Physician and author Robin Kelly has pursued a musical career for some time now and continues achieving startling results with each new release. His fifth studio recording Orewa Heartbeat is an outstanding collection of songs aiming to delve deep into the reality of our experiences while avoiding any self-indulgence common to less artful practitioners of the form. Much of Kelly’s Eastern influenced belief system works its way into attitudes in his songs, but much more as a generalized mood rather as a polemic or willfully instructive. The lack of heavy handedness in his spirit is notable. His musical acumen is quite sharp, as well, and the baker’s dozen songs on Orewa Heartbeat are never short of entertainment value. The potential for indulging cliché is pronounced with this style, circa 2018, but Kelly keeps things cut close to the bone and seeks to express himself as clearly and eloquently as possible.
“Waiting for Me Too” brings us up close to the immense humanity behind Robin Kelly’s songwriting. There’s a notable amount of intimacy surrounding the song despite the obvious quasi-classical musical setting and both elements move seamlessly through the entirety of the cut. Kelly doesn’t possess a traditionally beautiful singing voice, but his emotive capabilities are palpable and enormously entertaining. There is some commonality between the opener and third song “Truthseeker (Song for Pete)”, but there’s less of a reliance on orchestral elements than we’ve heard in the earlier tunes. Instead, it brings some nice color to the song and meshes well with more traditional instruments moving the song along.

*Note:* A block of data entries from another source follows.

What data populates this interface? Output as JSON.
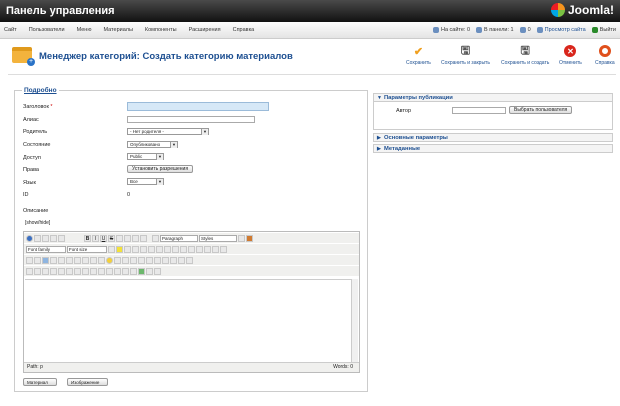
{
  "header": {
    "site_title": "Панель управления",
    "logo_text": "Joomla!"
  },
  "menu": [
    "Сайт",
    "Пользователи",
    "Меню",
    "Материалы",
    "Компоненты",
    "Расширения",
    "Справка"
  ],
  "status": {
    "on_site": "На сайте: 0",
    "in_panel": "В панели: 1",
    "messages": "0",
    "view_site": "Просмотр сайта",
    "logout": "Выйти"
  },
  "page_title": "Менеджер категорий: Создать категорию материалов",
  "toolbar": {
    "save": "Сохранить",
    "save_close": "Сохранить и закрыть",
    "save_new": "Сохранить и создать",
    "cancel": "Отменить",
    "help": "Справка"
  },
  "form": {
    "legend": "Подробно",
    "title_label": "Заголовок",
    "required_mark": "*",
    "alias_label": "Алиас",
    "parent_label": "Родитель",
    "parent_value": "- Нет родителя -",
    "state_label": "Состояние",
    "state_value": "Опубликовано",
    "access_label": "Доступ",
    "access_value": "Public",
    "rights_label": "Права",
    "rights_button": "Установить разрешения",
    "language_label": "Язык",
    "language_value": "Все",
    "id_label": "ID",
    "id_value": "0",
    "description_label": "Описание",
    "toggle_editor": "[show/hide]"
  },
  "editor": {
    "bold": "B",
    "italic": "I",
    "underline": "U",
    "strike": "S",
    "format_value": "Paragraph",
    "styles_value": "Styles",
    "font_family": "Font family",
    "font_size": "Font size",
    "path_label": "Path:",
    "path_value": "p",
    "words": "Words: 0"
  },
  "extra_buttons": {
    "article": "Материал",
    "image": "Изображение"
  },
  "sidebar": {
    "publish_title": "Параметры публикации",
    "author_label": "Автор",
    "select_user": "Выбрать пользователя",
    "basic_title": "Основные параметры",
    "meta_title": "Метаданные"
  },
  "colors": {
    "accent": "#1d4f91",
    "title_field_bg": "#d6e8f7",
    "save_icon": "#f0a020",
    "cancel_icon": "#d9261c"
  }
}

The parenthetical part of the title is reflective of a trend on Orewa Heartbeat where Kelly “dedicates” songs to particular people, but there’s never any lack of accessibility in these songs. “Country Mile (No One Comes Close)” is one of the simplest, most artfully handled classic country themed songs on Orewa Heartbeat and it has an appealing gait that recalls the past yet provides plenty of entertainment for listeners.

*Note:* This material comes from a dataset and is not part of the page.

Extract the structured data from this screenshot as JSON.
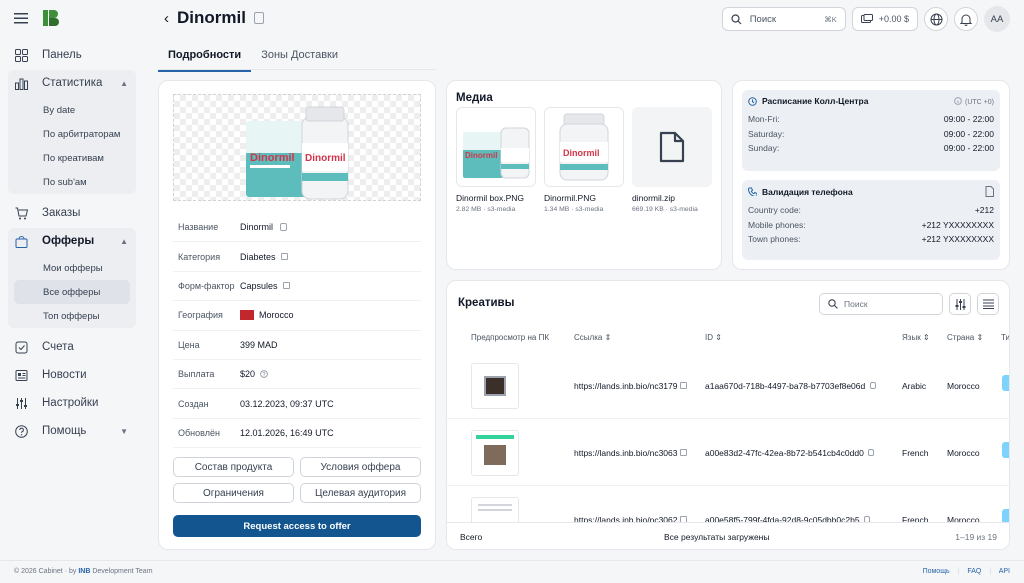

One of the more successful numbers on Orewa Heartbeat is “I Apologize”, a clearly emotional track revolving around his vocal and the crystalline, delicately rendered piano playing. His lyrical talents are given quite a spotlight thanks to the spartan sound of the arrangement and the vulnerability invoked by his vocal has a practically quavering, incandescent quality. “Would It Be Enough For You?” has a personal lyrical bent, but lightly so, and Kelly refrains from tipping over into heavy handedness and inaccessibility. There’s a decidedly Americana feel to many of the songs on Orewa Heartbeat and this track is one of the finest, albeit a bit melancholy, and has superb touches like harmonica playing imbuing it with that classic lonesome sound. There’s some light post-production echo applied to his vocal for “My Secret”, but it’s one of the albums more unvarnished moments revolving around his singing and some straight forward acoustic guitar playing. Piano returns to a place of prominence with the song “A New Day Has Begin (Song for Gaza)” and it’s accompanied by some lush strings neatly dovetailing into both the vocal and piano playing. Kelly’s talent for writing profoundly human lyrics free from dogmatic nonsense is vividly apparent with this track. He ends Orewa Heartbeat with the album’s purest solo performance “Someone Else’s Dream” – solo meaning there is nothing but his voice and piano powering the song towards a satisfying conclusion. The album deserved an emphatic period at the end and Robin Kelly’s provided it – the baker’s dozen worth of songs on Orewa Heartbeat are fine, but this finale is among its finest.